William Brody

At the Salk Institute, our scientists are engaged in understanding the processes by which important chronic diseases such as cancer, diseases of aging, autoimmune disease, diabetes, etc. damage the body.
- William R. Brody

Remember Willie Sutton, the infamous bank robber of the early 20th century? When he was finally apprehended, a reporter asked him, "Willie, why do you rob banks?" His alleged response was quite simple: "Because that's where the money is."

Willy's retort (which he later denied saying) is often referred to as Sutton's law.

Today with all the concern about rapidly rising healthcare costs, there has been little public attention drawn to the fact that the majority of costs—some studies say up to 75%—are incurred by patients with one of a handful of so-called chronic illnesses: cancer, stroke, Alzheimer's, diabetes, arthritis, heart failure.

Sutton's law of healthcare says if you want to reduce healthcare costs, you have to find ways of reducing the economic impact of chronic illness, ideally by preventing or significantly delaying when affliction occurs, or finding better and more cost-effective ways of treating the illness.

At the Salk Institute, our scientists are engaged in understanding the processes by which important chronic diseases such as cancer, diseases of aging, autoimmune disease, diabetes, etc. damage the body. Often genetic mutations are associated with these diseases, so understanding the genome and how it functions is an underlying theme of many of the Salk investigators. A thorough understanding of the mechanisms by which diseases occur is the first step toward better therapy.

Perhaps you have heard the term disease markers. These are biological handles by which physicians and scientists can track the onset and progression of various diseases. An early biologic marker for diabetes, for example, was sugar in the urine; later, elevation of the fasting level of glucose in the blood was used. Today there are more sophisticated markers for diabetes— for example, a blood test called Hemoglobin A1c that allows an accurate assessment of how well insulin and dietary therapy are working.

Another test, the PSA, helps identify early the possibility of having prostate cancer.
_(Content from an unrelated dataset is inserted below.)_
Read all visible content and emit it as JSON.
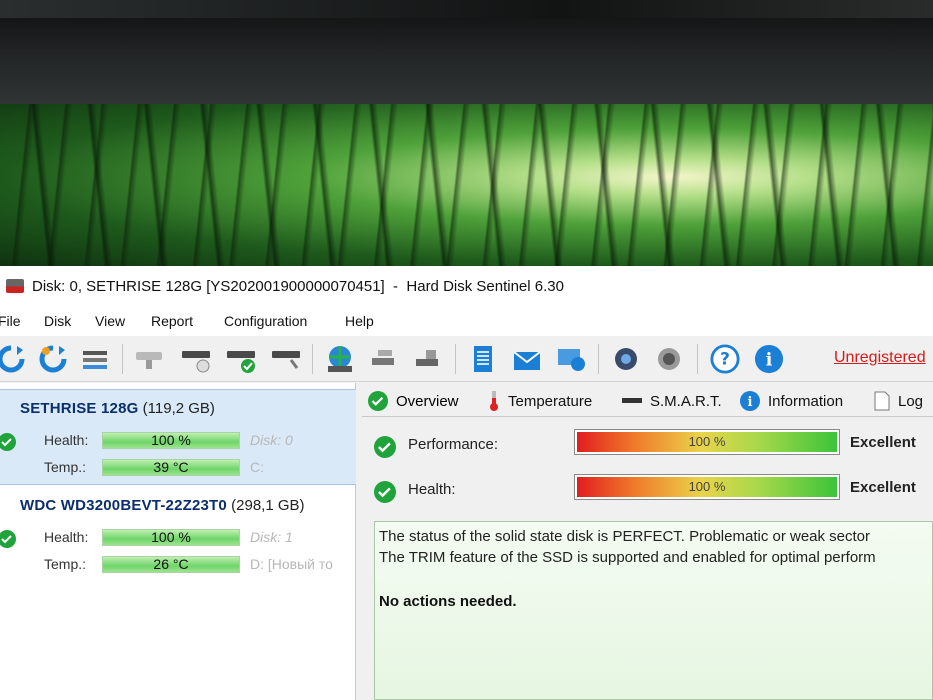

In the past decade, many genetic markers have been developed to indicate one's risk for a particular form of cancer, especially the risk for breast cancer.

It is axiomatic that unless one has good markers for susceptibility or to track the early onset and progress of a disease, one cannot readily find and evaluate new drugs or other treatment modalities. Alzheimer's disease is particularly challenging because the onset of the disease most likely occurs years and perhaps decades before clinical signs of dementia appear in the patient, at which point the brain damage may likely be too extensive to treat successfully.

Our desire for fast cures must be tempered by the understanding that much work needs to be done for many diseases at a very basic level before we have the knowledge to know what treatments have a good likelihood of success and which do not.

We need a good marker for the early detection of Alzheimer's disease, but right now one doesn't exist that could be used routinely. Part of the important work of scientists here at the Salk is to try to identify markers of diseases such as Alzheimer's and place them within the context of biological and genetic alterations that might characterize disease.